  6. Modern research has done such a great job of illuminating the African roots of this ancient culture that all other assumptions seem antiquated; but sadly many continue to cling on to the Eurasian migrant theory until the bitter end. I believe that much more could be glossed from the history if observers would just simply open their minds, for there is much more to know and appreciate about the culture that is ancient KMT.

    The linguistic roots of KMT is a dead giveaway, and it is hardly discussed by most modern scholars. My question is, does the language of ancient KMT share more affinities to the Nilo-Saharan family than the Afro-Asiatic, which would place it more in line with the Sudanic and Nubian languages? Its relations to Semetic and the Near-Eastern languages has already been defeated on all grounds. Thank you.

  7. Thank you sally for challenging these misleading lies and is hard for a white woman as yourself being an advocate for a black egypt.
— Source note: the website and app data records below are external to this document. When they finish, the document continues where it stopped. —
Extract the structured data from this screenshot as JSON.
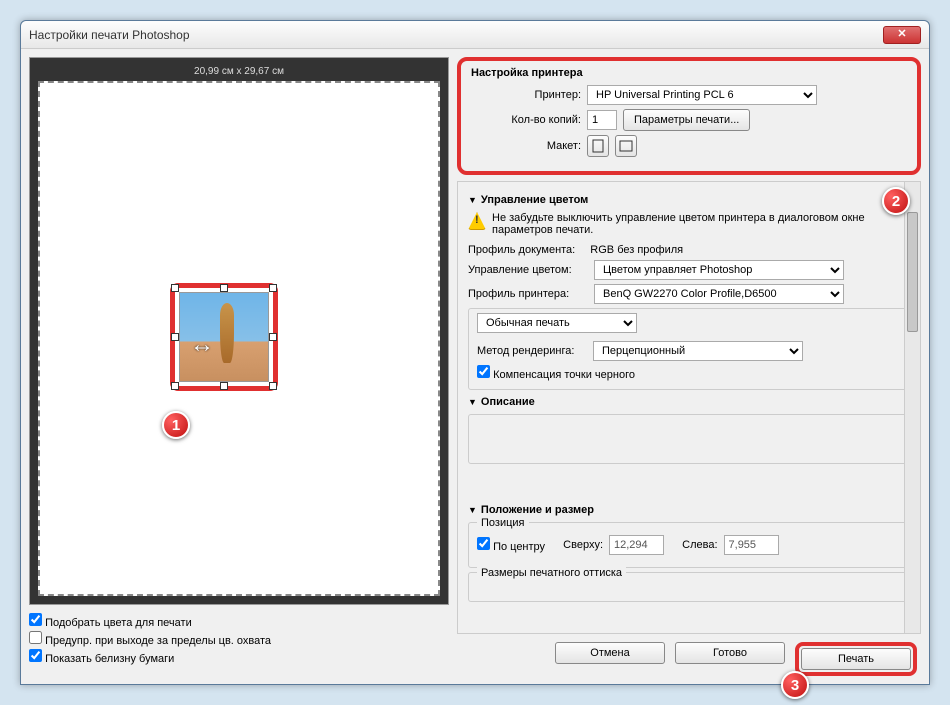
{
  "window": {
    "title": "Настройки печати Photoshop"
  },
  "preview": {
    "dimensions": "20,99 см x 29,67 см"
  },
  "left_checks": {
    "match_colors": "Подобрать цвета для печати",
    "gamut_warning": "Предупр. при выходе за пределы цв. охвата",
    "paper_white": "Показать белизну бумаги"
  },
  "printer_setup": {
    "title": "Настройка принтера",
    "printer_label": "Принтер:",
    "printer_value": "HP Universal Printing PCL 6",
    "copies_label": "Кол-во копий:",
    "copies_value": "1",
    "print_params_btn": "Параметры печати...",
    "layout_label": "Макет:"
  },
  "color_mgmt": {
    "title": "Управление цветом",
    "warning": "Не забудьте выключить управление цветом принтера в диалоговом окне параметров печати.",
    "doc_profile_label": "Профиль документа:",
    "doc_profile_value": "RGB без профиля",
    "handling_label": "Управление цветом:",
    "handling_value": "Цветом управляет Photoshop",
    "printer_profile_label": "Профиль принтера:",
    "printer_profile_value": "BenQ GW2270 Color Profile,D6500",
    "print_mode": "Обычная печать",
    "rendering_label": "Метод рендеринга:",
    "rendering_value": "Перцепционный",
    "black_point": "Компенсация точки черного"
  },
  "description": {
    "title": "Описание"
  },
  "position": {
    "title": "Положение и размер",
    "pos_group": "Позиция",
    "center": "По центру",
    "top_label": "Сверху:",
    "top_value": "12,294",
    "left_label": "Слева:",
    "left_value": "7,955",
    "size_group": "Размеры печатного оттиска"
  },
  "footer": {
    "cancel": "Отмена",
    "done": "Готово",
    "print": "Печать"
  },
  "badges": {
    "b1": "1",
    "b2": "2",
    "b3": "3"
  }
}
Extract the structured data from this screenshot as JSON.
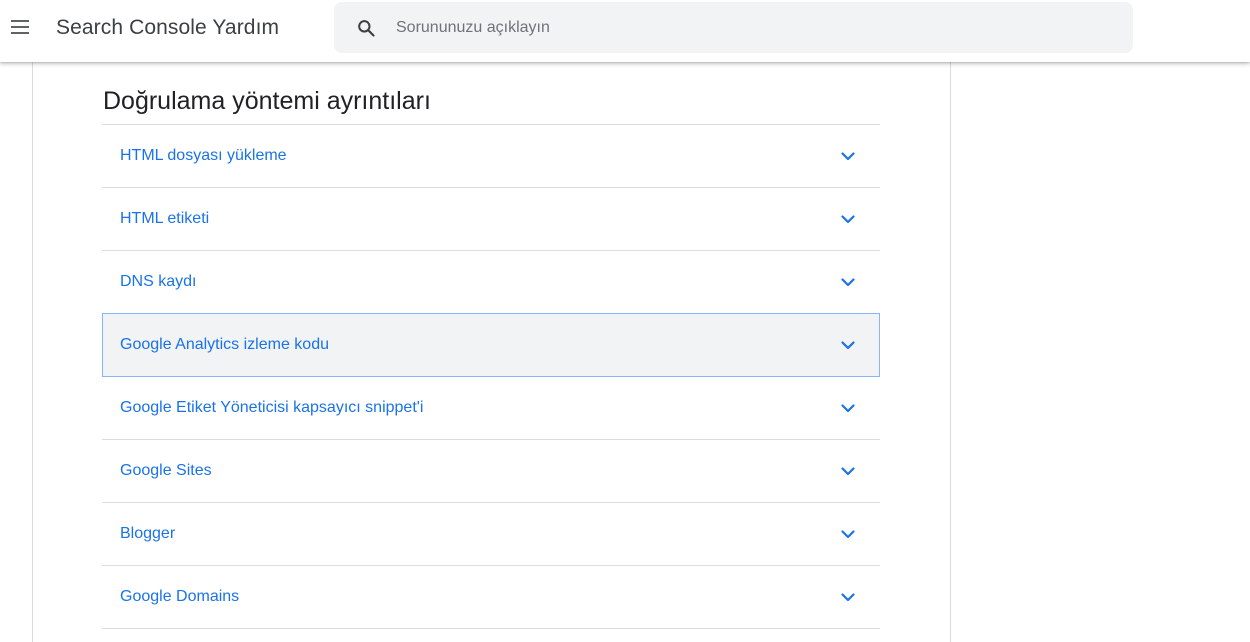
{
  "header": {
    "app_title": "Search Console Yardım",
    "menu_icon": "hamburger-menu-icon",
    "search": {
      "icon": "search-icon",
      "placeholder": "Sorununuzu açıklayın",
      "value": ""
    }
  },
  "main": {
    "section_title": "Doğrulama yöntemi ayrıntıları",
    "accordion": {
      "items": [
        {
          "label": "HTML dosyası yükleme"
        },
        {
          "label": "HTML etiketi"
        },
        {
          "label": "DNS kaydı"
        },
        {
          "label": "Google Analytics izleme kodu"
        },
        {
          "label": "Google Etiket Yöneticisi kapsayıcı snippet'i"
        },
        {
          "label": "Google Sites"
        },
        {
          "label": "Blogger"
        },
        {
          "label": "Google Domains"
        }
      ],
      "expand_icon": "chevron-down-icon",
      "focused_item": "Google Analytics izleme kodu"
    }
  },
  "colors": {
    "link": "#1a73e8",
    "title_text": "#202124",
    "header_text": "#3c4043",
    "search_bg": "#f1f3f4",
    "divider": "#dadce0",
    "focus_border": "#8ab4f8"
  }
}
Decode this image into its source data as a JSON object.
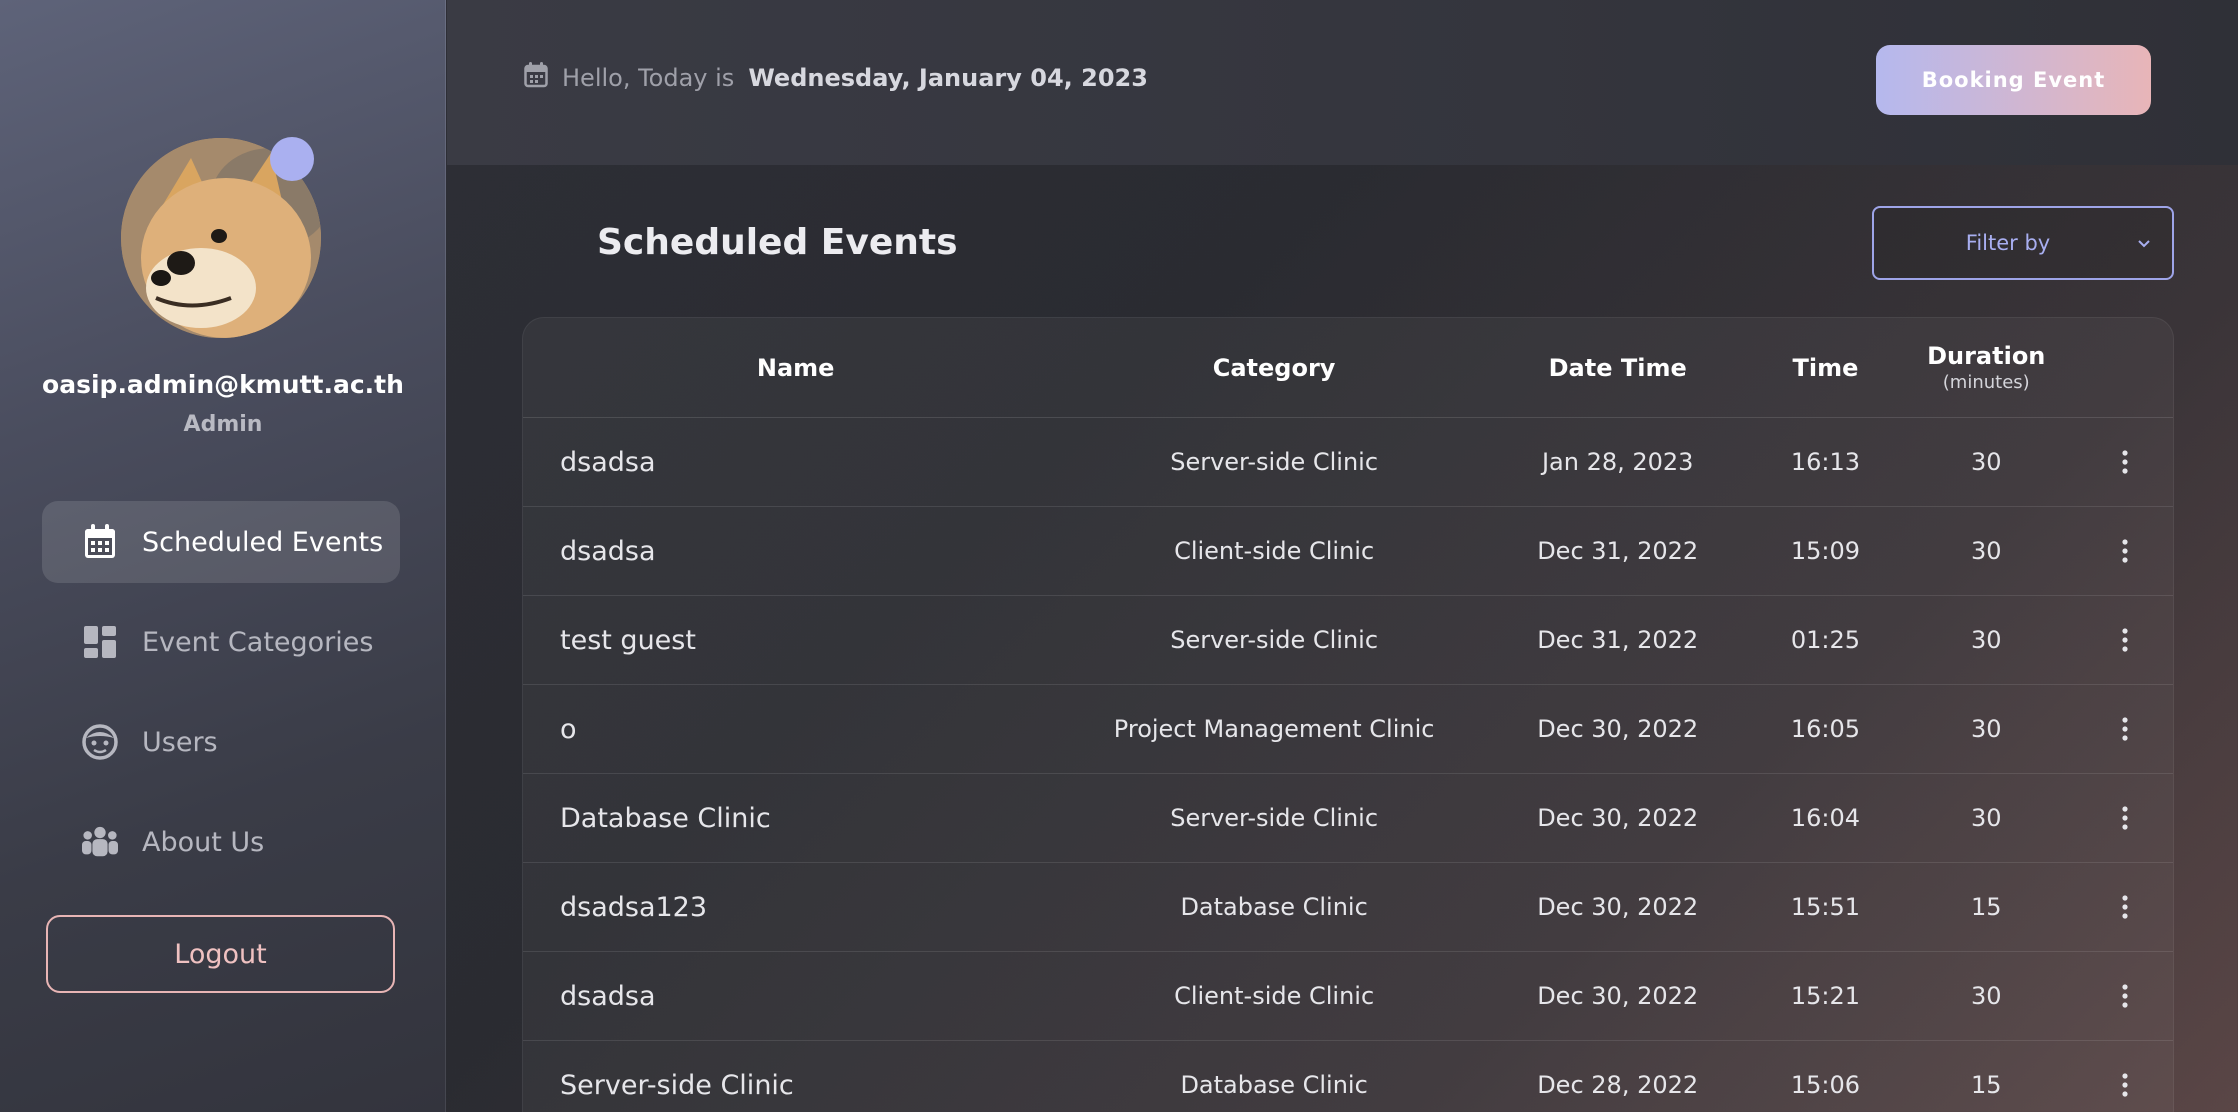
{
  "sidebar": {
    "user_email": "oasip.admin@kmutt.ac.th",
    "user_role": "Admin",
    "nav": [
      {
        "label": "Scheduled Events",
        "icon": "calendar-icon",
        "active": true
      },
      {
        "label": "Event Categories",
        "icon": "grid-icon",
        "active": false
      },
      {
        "label": "Users",
        "icon": "user-face-icon",
        "active": false
      },
      {
        "label": "About Us",
        "icon": "team-icon",
        "active": false
      }
    ],
    "logout_label": "Logout"
  },
  "header": {
    "greeting": "Hello, Today is",
    "date": "Wednesday, January 04, 2023",
    "booking_label": "Booking Event"
  },
  "main": {
    "title": "Scheduled Events",
    "filter_label": "Filter by",
    "columns": {
      "name": "Name",
      "category": "Category",
      "datetime": "Date Time",
      "time": "Time",
      "duration": "Duration",
      "duration_unit": "(minutes)"
    },
    "rows": [
      {
        "name": "dsadsa",
        "category": "Server-side Clinic",
        "date": "Jan 28, 2023",
        "time": "16:13",
        "duration": "30"
      },
      {
        "name": "dsadsa",
        "category": "Client-side Clinic",
        "date": "Dec 31, 2022",
        "time": "15:09",
        "duration": "30"
      },
      {
        "name": "test guest",
        "category": "Server-side Clinic",
        "date": "Dec 31, 2022",
        "time": "01:25",
        "duration": "30"
      },
      {
        "name": "o",
        "category": "Project Management Clinic",
        "date": "Dec 30, 2022",
        "time": "16:05",
        "duration": "30"
      },
      {
        "name": "Database Clinic",
        "category": "Server-side Clinic",
        "date": "Dec 30, 2022",
        "time": "16:04",
        "duration": "30"
      },
      {
        "name": "dsadsa123",
        "category": "Database Clinic",
        "date": "Dec 30, 2022",
        "time": "15:51",
        "duration": "15"
      },
      {
        "name": "dsadsa",
        "category": "Client-side Clinic",
        "date": "Dec 30, 2022",
        "time": "15:21",
        "duration": "30"
      },
      {
        "name": "Server-side Clinic",
        "category": "Database Clinic",
        "date": "Dec 28, 2022",
        "time": "15:06",
        "duration": "15"
      }
    ]
  },
  "colors": {
    "accent": "#aab0f0",
    "logout_border": "#e8b5b5",
    "booking_gradient_start": "#b5b8ee",
    "booking_gradient_end": "#e8b5b8"
  }
}
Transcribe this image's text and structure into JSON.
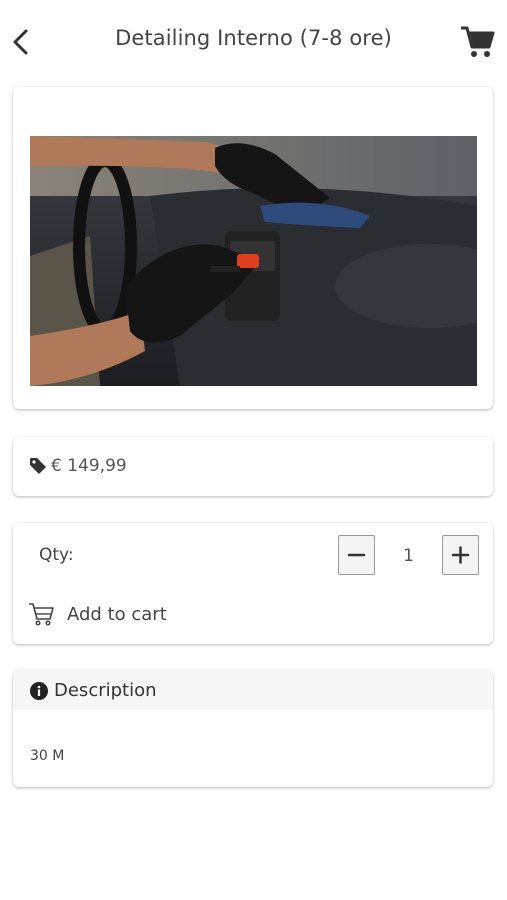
{
  "header": {
    "title": "Detailing Interno (7-8 ore)",
    "back_icon": "chevron-left-icon",
    "cart_icon": "shopping-cart-icon"
  },
  "product": {
    "image_alt": "interior car detailing photo",
    "price": "€ 149,99",
    "price_icon": "price-tag-icon"
  },
  "quantity": {
    "label": "Qty:",
    "value": "1",
    "decrement_symbol": "−",
    "increment_symbol": "+"
  },
  "add_to_cart": {
    "label": "Add to cart",
    "icon": "cart-outline-icon"
  },
  "description": {
    "title": "Description",
    "icon": "info-icon",
    "text": "30 M"
  },
  "colors": {
    "text": "#444444",
    "header_bg": "#f6f6f6",
    "button_bg": "#f4f4f4",
    "icon": "#222222"
  }
}
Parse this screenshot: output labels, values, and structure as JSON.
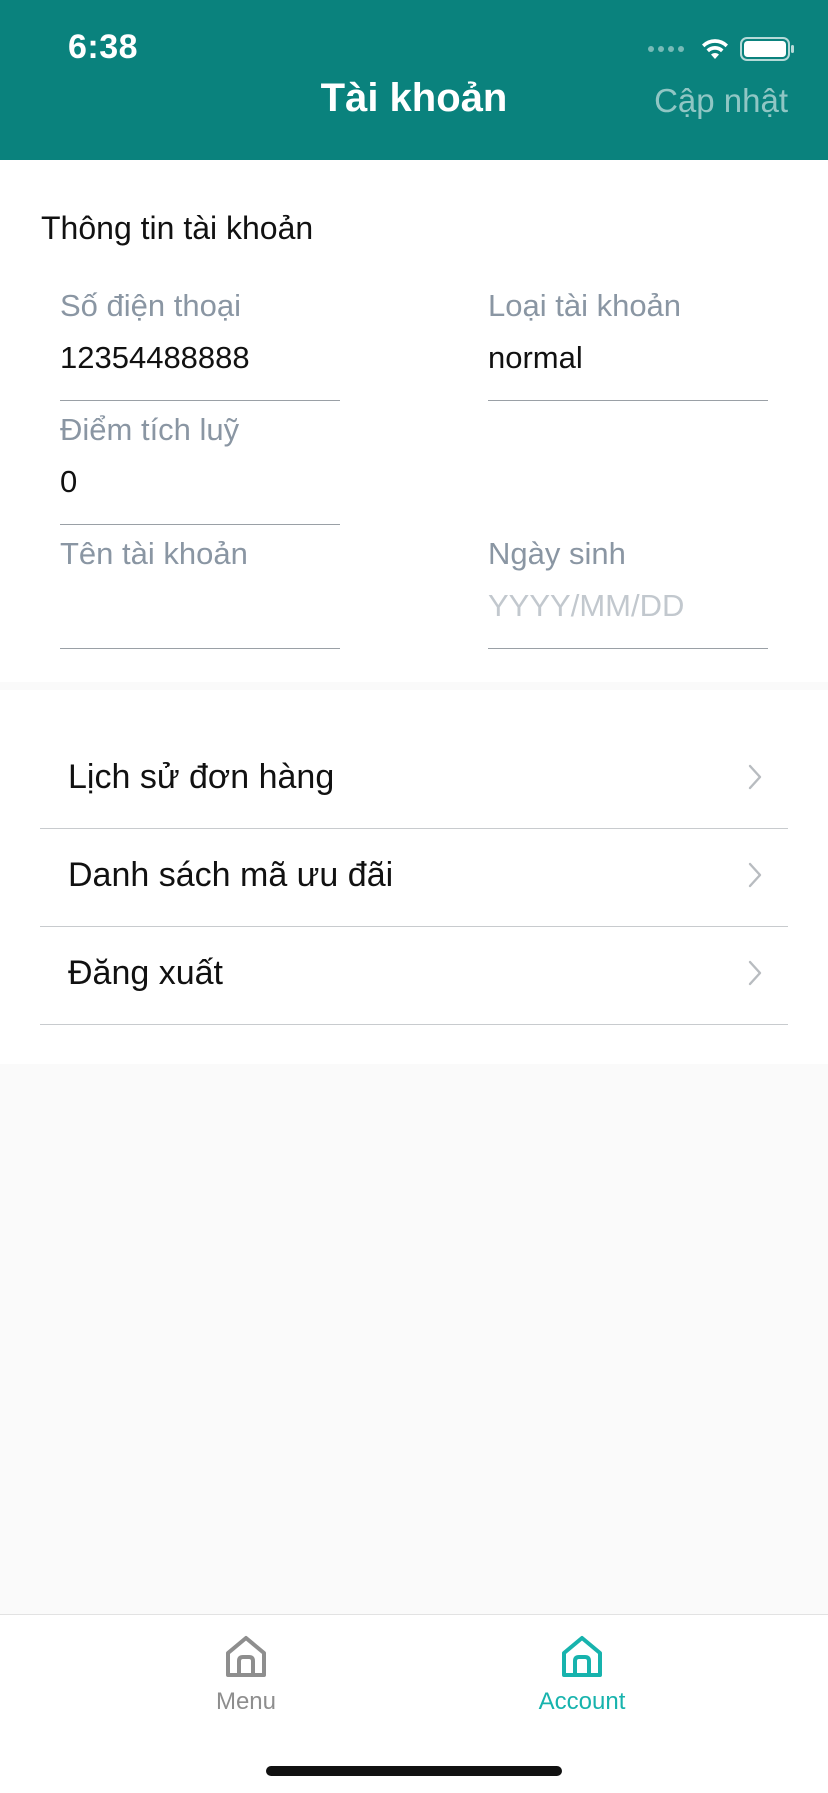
{
  "status_bar": {
    "time": "6:38"
  },
  "header": {
    "title": "Tài khoản",
    "action_label": "Cập nhật"
  },
  "account_info": {
    "section_title": "Thông tin tài khoản",
    "phone": {
      "label": "Số điện thoại",
      "value": "12354488888"
    },
    "account_type": {
      "label": "Loại tài khoản",
      "value": "normal"
    },
    "points": {
      "label": "Điểm tích luỹ",
      "value": "0"
    },
    "account_name": {
      "label": "Tên tài khoản",
      "value": ""
    },
    "birthday": {
      "label": "Ngày sinh",
      "placeholder": "YYYY/MM/DD"
    }
  },
  "menu": {
    "items": [
      {
        "label": "Lịch sử đơn hàng"
      },
      {
        "label": "Danh sách mã ưu đãi"
      },
      {
        "label": "Đăng xuất"
      }
    ]
  },
  "tabbar": {
    "tabs": [
      {
        "label": "Menu",
        "icon": "home-icon",
        "active": false
      },
      {
        "label": "Account",
        "icon": "home-icon",
        "active": true
      }
    ]
  },
  "colors": {
    "header_bg": "#0a827d",
    "accent": "#17b3ad",
    "inactive_tab": "#8e8e8e"
  }
}
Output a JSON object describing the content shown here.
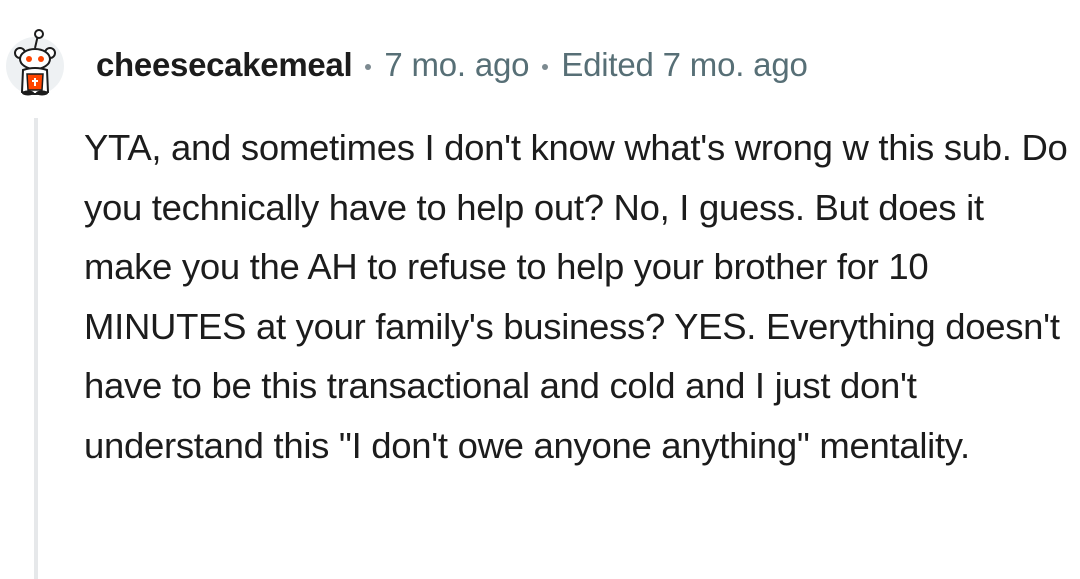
{
  "comment": {
    "username": "cheesecakemeal",
    "age": "7 mo. ago",
    "edited": "Edited 7 mo. ago",
    "avatar_icon": "snoo-avatar-icon",
    "body": "YTA, and sometimes I don't know what's wrong w this sub. Do you technically have to help out? No, I guess. But does it make you the AH to refuse to help your brother for 10 MINUTES at your family's business? YES. Everything doesn't have to be this transactional and cold and I just don't understand this \"I don't owe anyone anything\" mentality."
  },
  "colors": {
    "text": "#1c1c1c",
    "meta": "#576f76",
    "thread_line": "#e6e8ea",
    "avatar_accent": "#ff4500",
    "avatar_bg": "#eef1f3"
  }
}
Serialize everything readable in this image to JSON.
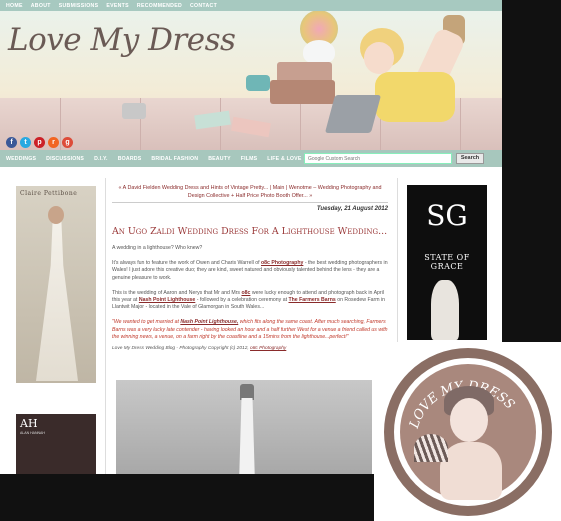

Are you perceived differently by other egyptologist?

    1. Egyptologists often disagree with interpretations of materials. I am different to many Egyptologists in my training because I have a background in both Classical languages and archaeology as well as those related to Egypt. The last 7 years of my career as a professional Egyptologist were also spent researching other African cultures.

      1. My question is why would this individual even need to bring that up? It seems to me that there is almost this obsession in the field of pop science to push Ancient Egypt as non-African. They’re the ones that keep telling us that “race doesn’t matter” and all of that yet they seem pretty intent on trying to prove that the Ancient Egyptians weren’t African (despite the fact that Ancient Kemet was, yes, in Africa).

      2. Hello Sally, I recently stumbled upon your website and rediscovered your passion and steadfastness for the truth as it pertains to the peopling of Kemet. We met in Manchester in 2009 at the “Egypt in its African Context” conference where I presented my paper “Unwrapping Egyptology” which also appears in my book The Battle for Kemet. I believe I may have given you a copy. I commended you then for the work you were doing on Kemet and the work you were engaged in with the incarcerated.

        As you may recall Frank Yurco (Egyptologist at the Field Museum and Oriental Institute at the University of Chicago) who was the subject of my paper “Unwrapping Egyptology” had unfortunately made his transition in 2004. However, the fact remains that Frank admitted in 1999 that the depiction of ancient Egyptians as painted on a wall in the tomb of Ramesses III showing them with the same black skin color and dress as the Kushites was a valid representation of how they (the Kemites) saw themselves. While this alone won’t be enough to sway some naysayers it could at least provide food for thought and add to the arsenal of facts considering that Frank was far from being African centered. Looking forward to reading more on this site.

        1. Hi Charles, yes of course I remember. In fact I have shown your book to a number of people over the years, as well as using it myself. Thank you for sharing this fact. It’s great to hear from you.

Leave a Reply

Your email address will not be published. Required fields are marked *